▶ About this exercise:
Once you have read the data below, write it all out exactly.

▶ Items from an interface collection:
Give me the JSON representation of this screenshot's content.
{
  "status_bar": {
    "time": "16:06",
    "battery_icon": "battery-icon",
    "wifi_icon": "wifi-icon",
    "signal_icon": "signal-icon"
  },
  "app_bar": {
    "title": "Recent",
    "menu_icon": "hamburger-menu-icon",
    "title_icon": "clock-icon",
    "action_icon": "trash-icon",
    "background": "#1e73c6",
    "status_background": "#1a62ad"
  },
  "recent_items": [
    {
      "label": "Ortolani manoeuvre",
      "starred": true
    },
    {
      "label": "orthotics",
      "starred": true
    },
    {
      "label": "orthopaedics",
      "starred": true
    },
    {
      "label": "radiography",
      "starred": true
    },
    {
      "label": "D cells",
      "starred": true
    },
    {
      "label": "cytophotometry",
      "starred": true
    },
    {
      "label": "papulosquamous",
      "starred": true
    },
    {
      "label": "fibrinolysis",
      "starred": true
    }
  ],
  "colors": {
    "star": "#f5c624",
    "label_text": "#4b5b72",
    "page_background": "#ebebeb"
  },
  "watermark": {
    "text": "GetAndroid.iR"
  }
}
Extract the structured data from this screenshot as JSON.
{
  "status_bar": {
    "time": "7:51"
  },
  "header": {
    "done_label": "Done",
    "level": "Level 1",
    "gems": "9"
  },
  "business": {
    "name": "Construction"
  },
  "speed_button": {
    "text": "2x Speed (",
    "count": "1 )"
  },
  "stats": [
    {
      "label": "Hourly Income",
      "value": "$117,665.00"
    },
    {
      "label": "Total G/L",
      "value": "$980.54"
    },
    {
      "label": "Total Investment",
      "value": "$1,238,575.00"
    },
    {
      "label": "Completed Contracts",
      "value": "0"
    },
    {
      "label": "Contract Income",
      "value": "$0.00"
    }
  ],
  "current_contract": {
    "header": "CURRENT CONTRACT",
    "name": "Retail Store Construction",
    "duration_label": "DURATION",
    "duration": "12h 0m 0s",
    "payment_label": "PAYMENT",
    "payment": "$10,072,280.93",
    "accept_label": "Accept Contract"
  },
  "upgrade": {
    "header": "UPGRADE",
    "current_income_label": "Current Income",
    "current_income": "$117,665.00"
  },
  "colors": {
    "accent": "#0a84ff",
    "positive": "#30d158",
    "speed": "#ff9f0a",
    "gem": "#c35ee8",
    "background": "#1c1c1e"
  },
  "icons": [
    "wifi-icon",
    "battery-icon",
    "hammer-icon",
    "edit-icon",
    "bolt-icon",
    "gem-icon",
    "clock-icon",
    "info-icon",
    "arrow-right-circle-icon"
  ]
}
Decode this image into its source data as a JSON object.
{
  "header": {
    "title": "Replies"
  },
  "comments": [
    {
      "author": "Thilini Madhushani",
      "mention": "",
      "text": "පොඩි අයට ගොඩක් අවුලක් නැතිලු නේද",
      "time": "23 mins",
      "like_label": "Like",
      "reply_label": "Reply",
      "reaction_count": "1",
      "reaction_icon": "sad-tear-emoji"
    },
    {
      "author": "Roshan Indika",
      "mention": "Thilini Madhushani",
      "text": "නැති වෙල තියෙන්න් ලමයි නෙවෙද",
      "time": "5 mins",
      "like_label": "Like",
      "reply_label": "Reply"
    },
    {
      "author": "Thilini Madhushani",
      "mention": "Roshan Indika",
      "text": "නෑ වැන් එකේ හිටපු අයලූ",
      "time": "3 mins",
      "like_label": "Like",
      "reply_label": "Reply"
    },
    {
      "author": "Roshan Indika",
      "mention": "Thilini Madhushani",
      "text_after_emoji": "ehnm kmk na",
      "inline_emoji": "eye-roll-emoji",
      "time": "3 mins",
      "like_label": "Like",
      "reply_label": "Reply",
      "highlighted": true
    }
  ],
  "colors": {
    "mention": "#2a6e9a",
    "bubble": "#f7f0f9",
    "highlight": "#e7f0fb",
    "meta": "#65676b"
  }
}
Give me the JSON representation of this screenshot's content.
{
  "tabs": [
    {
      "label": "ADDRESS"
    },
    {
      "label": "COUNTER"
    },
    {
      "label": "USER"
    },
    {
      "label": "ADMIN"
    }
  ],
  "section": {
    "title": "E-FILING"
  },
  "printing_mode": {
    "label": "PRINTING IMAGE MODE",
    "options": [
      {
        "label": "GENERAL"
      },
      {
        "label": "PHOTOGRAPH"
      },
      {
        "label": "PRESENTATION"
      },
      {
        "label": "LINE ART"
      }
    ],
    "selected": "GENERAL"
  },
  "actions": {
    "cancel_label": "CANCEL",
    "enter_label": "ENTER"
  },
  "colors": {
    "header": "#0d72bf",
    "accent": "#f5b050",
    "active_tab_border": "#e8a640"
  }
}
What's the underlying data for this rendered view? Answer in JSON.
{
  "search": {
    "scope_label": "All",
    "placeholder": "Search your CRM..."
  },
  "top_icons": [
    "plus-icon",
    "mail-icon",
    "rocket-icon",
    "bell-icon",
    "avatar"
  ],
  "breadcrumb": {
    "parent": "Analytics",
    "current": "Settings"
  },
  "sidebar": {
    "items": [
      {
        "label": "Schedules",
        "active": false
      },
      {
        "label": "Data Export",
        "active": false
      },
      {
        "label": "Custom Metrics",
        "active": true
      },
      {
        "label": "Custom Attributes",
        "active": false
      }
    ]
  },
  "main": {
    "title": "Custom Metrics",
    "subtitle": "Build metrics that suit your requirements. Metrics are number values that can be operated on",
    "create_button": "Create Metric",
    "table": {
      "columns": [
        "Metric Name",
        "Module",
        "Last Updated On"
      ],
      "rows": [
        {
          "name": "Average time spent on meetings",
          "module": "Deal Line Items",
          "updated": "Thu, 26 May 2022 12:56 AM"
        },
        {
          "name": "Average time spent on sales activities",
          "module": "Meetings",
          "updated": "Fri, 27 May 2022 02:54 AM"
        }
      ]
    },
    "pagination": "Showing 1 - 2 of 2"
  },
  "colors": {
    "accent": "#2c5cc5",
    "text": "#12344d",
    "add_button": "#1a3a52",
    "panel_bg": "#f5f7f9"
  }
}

▶ Result of the task:
Give me the JSON representation of this screenshot's content.
{
  "status_bar": {
    "time": "16:06",
    "battery_icon": "battery-icon",
    "wifi_icon": "wifi-icon",
    "signal_icon": "signal-icon"
  },
  "app_bar": {
    "title": "Recent",
    "menu_icon": "hamburger-menu-icon",
    "title_icon": "clock-icon",
    "action_icon": "trash-icon",
    "background": "#1e73c6",
    "status_background": "#1a62ad"
  },
  "recent_items": [
    {
      "label": "Ortolani manoeuvre",
      "starred": true
    },
    {
      "label": "orthotics",
      "starred": true
    },
    {
      "label": "orthopaedics",
      "starred": true
    },
    {
      "label": "radiography",
      "starred": true
    },
    {
      "label": "D cells",
      "starred": true
    },
    {
      "label": "cytophotometry",
      "starred": true
    },
    {
      "label": "papulosquamous",
      "starred": true
    },
    {
      "label": "fibrinolysis",
      "starred": true
    }
  ],
  "colors": {
    "star": "#f5c624",
    "label_text": "#4b5b72",
    "page_background": "#ebebeb"
  },
  "watermark": {
    "text": "GetAndroid.iR"
  }
}
Extract the structured data from this screenshot as JSON.
{
  "status_bar": {
    "time": "7:51"
  },
  "header": {
    "done_label": "Done",
    "level": "Level 1",
    "gems": "9"
  },
  "business": {
    "name": "Construction"
  },
  "speed_button": {
    "text": "2x Speed (",
    "count": "1 )"
  },
  "stats": [
    {
      "label": "Hourly Income",
      "value": "$117,665.00"
    },
    {
      "label": "Total G/L",
      "value": "$980.54"
    },
    {
      "label": "Total Investment",
      "value": "$1,238,575.00"
    },
    {
      "label": "Completed Contracts",
      "value": "0"
    },
    {
      "label": "Contract Income",
      "value": "$0.00"
    }
  ],
  "current_contract": {
    "header": "CURRENT CONTRACT",
    "name": "Retail Store Construction",
    "duration_label": "DURATION",
    "duration": "12h 0m 0s",
    "payment_label": "PAYMENT",
    "payment": "$10,072,280.93",
    "accept_label": "Accept Contract"
  },
  "upgrade": {
    "header": "UPGRADE",
    "current_income_label": "Current Income",
    "current_income": "$117,665.00"
  },
  "colors": {
    "accent": "#0a84ff",
    "positive": "#30d158",
    "speed": "#ff9f0a",
    "gem": "#c35ee8",
    "background": "#1c1c1e"
  },
  "icons": [
    "wifi-icon",
    "battery-icon",
    "hammer-icon",
    "edit-icon",
    "bolt-icon",
    "gem-icon",
    "clock-icon",
    "info-icon",
    "arrow-right-circle-icon"
  ]
}
Decode this image into its source data as a JSON object.
{
  "header": {
    "title": "Replies"
  },
  "comments": [
    {
      "author": "Thilini Madhushani",
      "mention": "",
      "text": "පොඩි අයට ගොඩක් අවුලක් නැතිලු නේද",
      "time": "23 mins",
      "like_label": "Like",
      "reply_label": "Reply",
      "reaction_count": "1",
      "reaction_icon": "sad-tear-emoji"
    },
    {
      "author": "Roshan Indika",
      "mention": "Thilini Madhushani",
      "text": "නැති වෙල තියෙන්න් ලමයි නෙවෙද",
      "time": "5 mins",
      "like_label": "Like",
      "reply_label": "Reply"
    },
    {
      "author": "Thilini Madhushani",
      "mention": "Roshan Indika",
      "text": "නෑ වැන් එකේ හිටපු අයලූ",
      "time": "3 mins",
      "like_label": "Like",
      "reply_label": "Reply"
    },
    {
      "author": "Roshan Indika",
      "mention": "Thilini Madhushani",
      "text_after_emoji": "ehnm kmk na",
      "inline_emoji": "eye-roll-emoji",
      "time": "3 mins",
      "like_label": "Like",
      "reply_label": "Reply",
      "highlighted": true
    }
  ],
  "colors": {
    "mention": "#2a6e9a",
    "bubble": "#f7f0f9",
    "highlight": "#e7f0fb",
    "meta": "#65676b"
  }
}
Give me the JSON representation of this screenshot's content.
{
  "tabs": [
    {
      "label": "ADDRESS"
    },
    {
      "label": "COUNTER"
    },
    {
      "label": "USER"
    },
    {
      "label": "ADMIN"
    }
  ],
  "section": {
    "title": "E-FILING"
  },
  "printing_mode": {
    "label": "PRINTING IMAGE MODE",
    "options": [
      {
        "label": "GENERAL"
      },
      {
        "label": "PHOTOGRAPH"
      },
      {
        "label": "PRESENTATION"
      },
      {
        "label": "LINE ART"
      }
    ],
    "selected": "GENERAL"
  },
  "actions": {
    "cancel_label": "CANCEL",
    "enter_label": "ENTER"
  },
  "colors": {
    "header": "#0d72bf",
    "accent": "#f5b050",
    "active_tab_border": "#e8a640"
  }
}
What's the underlying data for this rendered view? Answer in JSON.
{
  "search": {
    "scope_label": "All",
    "placeholder": "Search your CRM..."
  },
  "top_icons": [
    "plus-icon",
    "mail-icon",
    "rocket-icon",
    "bell-icon",
    "avatar"
  ],
  "breadcrumb": {
    "parent": "Analytics",
    "current": "Settings"
  },
  "sidebar": {
    "items": [
      {
        "label": "Schedules",
        "active": false
      },
      {
        "label": "Data Export",
        "active": false
      },
      {
        "label": "Custom Metrics",
        "active": true
      },
      {
        "label": "Custom Attributes",
        "active": false
      }
    ]
  },
  "main": {
    "title": "Custom Metrics",
    "subtitle": "Build metrics that suit your requirements. Metrics are number values that can be operated on",
    "create_button": "Create Metric",
    "table": {
      "columns": [
        "Metric Name",
        "Module",
        "Last Updated On"
      ],
      "rows": [
        {
          "name": "Average time spent on meetings",
          "module": "Deal Line Items",
          "updated": "Thu, 26 May 2022 12:56 AM"
        },
        {
          "name": "Average time spent on sales activities",
          "module": "Meetings",
          "updated": "Fri, 27 May 2022 02:54 AM"
        }
      ]
    },
    "pagination": "Showing 1 - 2 of 2"
  },
  "colors": {
    "accent": "#2c5cc5",
    "text": "#12344d",
    "add_button": "#1a3a52",
    "panel_bg": "#f5f7f9"
  }
}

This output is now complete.